◆ WHAT THE TASK REQUIRES: How many lines in the data hold the string "accent"? State the number alone.

Stored items from a collection
"""
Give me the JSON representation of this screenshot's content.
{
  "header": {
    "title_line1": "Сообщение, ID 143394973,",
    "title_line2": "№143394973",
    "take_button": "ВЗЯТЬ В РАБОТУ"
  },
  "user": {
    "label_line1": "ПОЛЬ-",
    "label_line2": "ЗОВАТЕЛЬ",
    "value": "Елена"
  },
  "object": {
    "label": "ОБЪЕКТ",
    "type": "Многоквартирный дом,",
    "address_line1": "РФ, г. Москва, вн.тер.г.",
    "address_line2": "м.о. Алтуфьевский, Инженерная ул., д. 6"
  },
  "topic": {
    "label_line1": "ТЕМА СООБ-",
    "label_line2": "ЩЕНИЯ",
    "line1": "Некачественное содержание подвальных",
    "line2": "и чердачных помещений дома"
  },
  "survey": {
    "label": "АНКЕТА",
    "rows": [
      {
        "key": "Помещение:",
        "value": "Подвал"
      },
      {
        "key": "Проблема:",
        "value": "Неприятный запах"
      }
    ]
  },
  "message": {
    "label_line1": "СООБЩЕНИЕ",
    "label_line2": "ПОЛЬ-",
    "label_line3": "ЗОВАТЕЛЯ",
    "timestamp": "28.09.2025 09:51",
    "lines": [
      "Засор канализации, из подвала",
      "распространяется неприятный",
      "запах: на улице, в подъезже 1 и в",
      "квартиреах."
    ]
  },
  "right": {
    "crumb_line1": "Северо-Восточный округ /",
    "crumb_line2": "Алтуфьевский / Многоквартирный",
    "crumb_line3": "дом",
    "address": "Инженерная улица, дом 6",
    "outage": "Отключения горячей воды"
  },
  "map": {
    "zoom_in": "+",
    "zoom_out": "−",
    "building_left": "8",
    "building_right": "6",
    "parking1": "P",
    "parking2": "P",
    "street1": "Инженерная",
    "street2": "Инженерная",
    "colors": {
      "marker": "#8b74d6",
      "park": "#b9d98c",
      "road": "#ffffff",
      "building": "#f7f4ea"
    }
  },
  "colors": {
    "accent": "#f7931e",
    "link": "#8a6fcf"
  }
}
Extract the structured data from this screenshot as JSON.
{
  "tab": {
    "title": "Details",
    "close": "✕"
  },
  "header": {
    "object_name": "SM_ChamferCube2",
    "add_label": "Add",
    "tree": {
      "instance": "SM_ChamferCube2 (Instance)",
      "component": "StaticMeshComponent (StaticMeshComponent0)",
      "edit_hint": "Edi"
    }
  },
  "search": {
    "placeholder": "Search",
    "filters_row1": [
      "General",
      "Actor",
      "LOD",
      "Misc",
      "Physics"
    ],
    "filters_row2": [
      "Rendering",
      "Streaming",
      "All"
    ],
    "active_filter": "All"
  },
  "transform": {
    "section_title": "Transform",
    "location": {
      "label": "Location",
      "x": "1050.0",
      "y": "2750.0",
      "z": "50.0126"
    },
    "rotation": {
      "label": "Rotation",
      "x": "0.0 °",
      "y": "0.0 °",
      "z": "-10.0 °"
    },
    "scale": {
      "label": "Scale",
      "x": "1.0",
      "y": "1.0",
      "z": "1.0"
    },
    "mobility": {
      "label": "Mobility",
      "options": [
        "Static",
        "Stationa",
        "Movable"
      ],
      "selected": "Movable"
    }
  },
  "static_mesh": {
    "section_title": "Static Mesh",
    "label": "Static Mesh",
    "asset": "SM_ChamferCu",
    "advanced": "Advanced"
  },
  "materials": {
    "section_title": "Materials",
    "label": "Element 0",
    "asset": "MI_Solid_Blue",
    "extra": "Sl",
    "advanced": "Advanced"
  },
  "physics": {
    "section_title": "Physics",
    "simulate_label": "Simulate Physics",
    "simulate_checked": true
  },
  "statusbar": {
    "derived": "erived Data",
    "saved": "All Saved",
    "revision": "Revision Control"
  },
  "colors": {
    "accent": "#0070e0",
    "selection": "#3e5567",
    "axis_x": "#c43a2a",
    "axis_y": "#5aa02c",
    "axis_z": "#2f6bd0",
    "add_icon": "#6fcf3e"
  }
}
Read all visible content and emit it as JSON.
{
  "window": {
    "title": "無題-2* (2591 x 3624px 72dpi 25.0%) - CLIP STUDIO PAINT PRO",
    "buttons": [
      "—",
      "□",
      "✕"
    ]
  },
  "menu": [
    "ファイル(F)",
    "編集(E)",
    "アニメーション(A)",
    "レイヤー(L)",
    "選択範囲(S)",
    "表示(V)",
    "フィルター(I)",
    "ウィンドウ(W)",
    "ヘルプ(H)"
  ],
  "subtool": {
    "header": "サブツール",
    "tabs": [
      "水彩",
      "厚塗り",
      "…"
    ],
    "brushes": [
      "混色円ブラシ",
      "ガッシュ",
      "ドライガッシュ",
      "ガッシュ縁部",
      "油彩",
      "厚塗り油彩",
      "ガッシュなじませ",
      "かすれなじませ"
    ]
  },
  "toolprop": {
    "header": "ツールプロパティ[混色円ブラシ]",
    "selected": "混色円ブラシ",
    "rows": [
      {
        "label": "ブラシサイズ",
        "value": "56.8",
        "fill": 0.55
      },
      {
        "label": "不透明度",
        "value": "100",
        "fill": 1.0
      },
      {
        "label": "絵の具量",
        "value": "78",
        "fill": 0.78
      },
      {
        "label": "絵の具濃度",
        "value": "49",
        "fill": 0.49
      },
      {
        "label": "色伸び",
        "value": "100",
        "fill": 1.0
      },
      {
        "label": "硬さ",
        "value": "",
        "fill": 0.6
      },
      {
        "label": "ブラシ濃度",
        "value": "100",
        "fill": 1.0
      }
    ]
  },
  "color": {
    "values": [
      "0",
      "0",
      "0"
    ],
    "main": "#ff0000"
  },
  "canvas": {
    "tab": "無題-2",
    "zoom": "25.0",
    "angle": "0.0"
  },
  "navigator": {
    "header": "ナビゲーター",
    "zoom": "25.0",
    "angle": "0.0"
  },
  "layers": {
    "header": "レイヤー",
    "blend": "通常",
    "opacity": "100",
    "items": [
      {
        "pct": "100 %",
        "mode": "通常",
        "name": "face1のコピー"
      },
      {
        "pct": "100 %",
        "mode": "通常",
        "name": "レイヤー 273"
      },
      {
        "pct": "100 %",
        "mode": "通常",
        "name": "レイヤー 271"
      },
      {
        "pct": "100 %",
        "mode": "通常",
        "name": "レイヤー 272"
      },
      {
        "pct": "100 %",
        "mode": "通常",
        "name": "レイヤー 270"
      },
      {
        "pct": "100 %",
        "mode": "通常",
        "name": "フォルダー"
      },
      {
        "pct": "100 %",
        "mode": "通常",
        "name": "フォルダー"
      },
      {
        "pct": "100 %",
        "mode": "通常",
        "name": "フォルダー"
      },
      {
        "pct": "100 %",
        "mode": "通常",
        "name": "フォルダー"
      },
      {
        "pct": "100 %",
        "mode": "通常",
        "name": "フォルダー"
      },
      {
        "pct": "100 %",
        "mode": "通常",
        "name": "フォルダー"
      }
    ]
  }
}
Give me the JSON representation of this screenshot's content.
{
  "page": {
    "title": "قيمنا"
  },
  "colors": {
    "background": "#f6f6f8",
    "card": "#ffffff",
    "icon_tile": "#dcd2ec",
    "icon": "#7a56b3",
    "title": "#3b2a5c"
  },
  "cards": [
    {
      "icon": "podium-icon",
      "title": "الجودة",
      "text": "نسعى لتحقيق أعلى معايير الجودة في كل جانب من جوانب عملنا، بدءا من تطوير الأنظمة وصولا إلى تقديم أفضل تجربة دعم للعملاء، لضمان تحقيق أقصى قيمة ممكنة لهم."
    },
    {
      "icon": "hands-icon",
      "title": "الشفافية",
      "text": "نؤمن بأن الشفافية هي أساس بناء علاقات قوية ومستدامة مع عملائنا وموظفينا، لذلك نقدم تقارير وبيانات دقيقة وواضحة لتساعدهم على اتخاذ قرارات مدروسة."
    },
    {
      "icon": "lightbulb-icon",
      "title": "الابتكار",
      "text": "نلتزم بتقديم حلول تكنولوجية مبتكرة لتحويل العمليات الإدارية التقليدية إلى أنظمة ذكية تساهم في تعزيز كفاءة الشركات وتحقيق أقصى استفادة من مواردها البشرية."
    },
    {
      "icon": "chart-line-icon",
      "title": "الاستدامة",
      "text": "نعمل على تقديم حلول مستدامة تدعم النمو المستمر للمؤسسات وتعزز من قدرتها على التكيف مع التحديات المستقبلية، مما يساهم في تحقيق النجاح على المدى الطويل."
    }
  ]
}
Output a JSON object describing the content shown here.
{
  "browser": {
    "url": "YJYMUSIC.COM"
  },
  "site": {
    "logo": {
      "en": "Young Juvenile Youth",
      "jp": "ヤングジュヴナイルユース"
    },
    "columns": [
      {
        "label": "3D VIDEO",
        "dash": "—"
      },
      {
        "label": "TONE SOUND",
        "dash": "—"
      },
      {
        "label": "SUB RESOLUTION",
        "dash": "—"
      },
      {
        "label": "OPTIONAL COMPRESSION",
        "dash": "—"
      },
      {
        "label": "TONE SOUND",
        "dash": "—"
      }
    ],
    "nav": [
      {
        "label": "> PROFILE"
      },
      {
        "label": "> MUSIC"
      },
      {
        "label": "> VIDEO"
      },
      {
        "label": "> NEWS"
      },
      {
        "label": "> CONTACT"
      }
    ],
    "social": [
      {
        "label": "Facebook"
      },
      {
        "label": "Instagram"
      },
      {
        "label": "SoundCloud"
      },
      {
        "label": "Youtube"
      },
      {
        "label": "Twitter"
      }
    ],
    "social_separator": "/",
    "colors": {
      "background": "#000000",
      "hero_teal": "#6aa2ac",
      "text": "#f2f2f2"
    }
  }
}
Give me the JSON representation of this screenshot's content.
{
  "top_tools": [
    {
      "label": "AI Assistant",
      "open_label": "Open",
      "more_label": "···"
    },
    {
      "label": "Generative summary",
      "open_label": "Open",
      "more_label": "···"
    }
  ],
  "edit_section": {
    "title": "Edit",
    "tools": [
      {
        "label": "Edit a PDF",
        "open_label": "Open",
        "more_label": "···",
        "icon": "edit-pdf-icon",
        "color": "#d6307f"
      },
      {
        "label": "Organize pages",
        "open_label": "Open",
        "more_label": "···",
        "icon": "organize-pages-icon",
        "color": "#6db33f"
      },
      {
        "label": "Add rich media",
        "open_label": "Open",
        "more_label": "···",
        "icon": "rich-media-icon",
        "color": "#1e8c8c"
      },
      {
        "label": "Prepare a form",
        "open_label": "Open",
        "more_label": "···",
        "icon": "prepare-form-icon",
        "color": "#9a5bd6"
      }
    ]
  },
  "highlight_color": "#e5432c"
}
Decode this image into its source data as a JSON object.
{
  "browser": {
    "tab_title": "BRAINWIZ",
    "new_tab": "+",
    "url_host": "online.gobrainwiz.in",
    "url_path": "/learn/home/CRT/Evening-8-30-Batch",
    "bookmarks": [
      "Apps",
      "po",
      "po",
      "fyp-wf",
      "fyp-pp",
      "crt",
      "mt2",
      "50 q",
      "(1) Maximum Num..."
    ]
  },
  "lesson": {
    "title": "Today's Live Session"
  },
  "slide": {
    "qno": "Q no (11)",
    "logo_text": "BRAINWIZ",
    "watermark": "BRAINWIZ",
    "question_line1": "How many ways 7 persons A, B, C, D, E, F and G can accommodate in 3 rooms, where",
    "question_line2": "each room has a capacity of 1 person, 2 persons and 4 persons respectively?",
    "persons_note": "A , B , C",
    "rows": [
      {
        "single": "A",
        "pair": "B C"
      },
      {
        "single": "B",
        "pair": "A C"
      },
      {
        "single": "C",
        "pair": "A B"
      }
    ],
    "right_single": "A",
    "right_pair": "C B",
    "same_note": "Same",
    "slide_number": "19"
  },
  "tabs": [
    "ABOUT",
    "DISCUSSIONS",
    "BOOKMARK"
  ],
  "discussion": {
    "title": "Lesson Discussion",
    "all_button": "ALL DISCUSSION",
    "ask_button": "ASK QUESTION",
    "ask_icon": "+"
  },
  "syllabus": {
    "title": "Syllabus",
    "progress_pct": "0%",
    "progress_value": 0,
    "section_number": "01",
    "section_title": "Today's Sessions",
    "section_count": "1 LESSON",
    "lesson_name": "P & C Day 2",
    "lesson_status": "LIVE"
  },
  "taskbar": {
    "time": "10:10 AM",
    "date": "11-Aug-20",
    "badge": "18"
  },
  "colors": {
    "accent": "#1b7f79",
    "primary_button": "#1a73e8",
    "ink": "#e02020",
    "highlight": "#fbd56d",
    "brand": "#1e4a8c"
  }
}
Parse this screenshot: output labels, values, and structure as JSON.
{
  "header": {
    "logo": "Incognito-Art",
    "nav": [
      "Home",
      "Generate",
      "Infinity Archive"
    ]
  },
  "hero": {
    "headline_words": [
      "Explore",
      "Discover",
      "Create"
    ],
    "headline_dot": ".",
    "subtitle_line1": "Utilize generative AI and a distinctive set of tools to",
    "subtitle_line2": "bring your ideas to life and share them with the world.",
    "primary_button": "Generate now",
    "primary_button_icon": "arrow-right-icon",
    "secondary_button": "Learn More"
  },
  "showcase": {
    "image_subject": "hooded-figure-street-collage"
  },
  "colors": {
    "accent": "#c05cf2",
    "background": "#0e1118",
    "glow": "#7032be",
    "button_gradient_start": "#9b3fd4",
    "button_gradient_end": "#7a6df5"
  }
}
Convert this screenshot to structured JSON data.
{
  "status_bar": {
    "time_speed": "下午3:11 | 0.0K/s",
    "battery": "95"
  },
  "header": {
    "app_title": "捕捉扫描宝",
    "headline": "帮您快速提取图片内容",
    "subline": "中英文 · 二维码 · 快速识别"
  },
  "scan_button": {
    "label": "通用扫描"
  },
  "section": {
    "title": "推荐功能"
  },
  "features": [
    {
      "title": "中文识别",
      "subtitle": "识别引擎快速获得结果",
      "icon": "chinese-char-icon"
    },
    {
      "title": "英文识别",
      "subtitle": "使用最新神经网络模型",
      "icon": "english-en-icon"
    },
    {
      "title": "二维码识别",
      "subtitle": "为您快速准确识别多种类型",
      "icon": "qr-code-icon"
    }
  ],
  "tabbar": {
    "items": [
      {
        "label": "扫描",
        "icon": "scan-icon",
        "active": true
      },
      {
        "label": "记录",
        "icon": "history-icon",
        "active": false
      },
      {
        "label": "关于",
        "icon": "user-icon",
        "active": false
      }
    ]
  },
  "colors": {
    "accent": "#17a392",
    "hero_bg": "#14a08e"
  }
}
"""
◆ YOUR RESPONSE: 5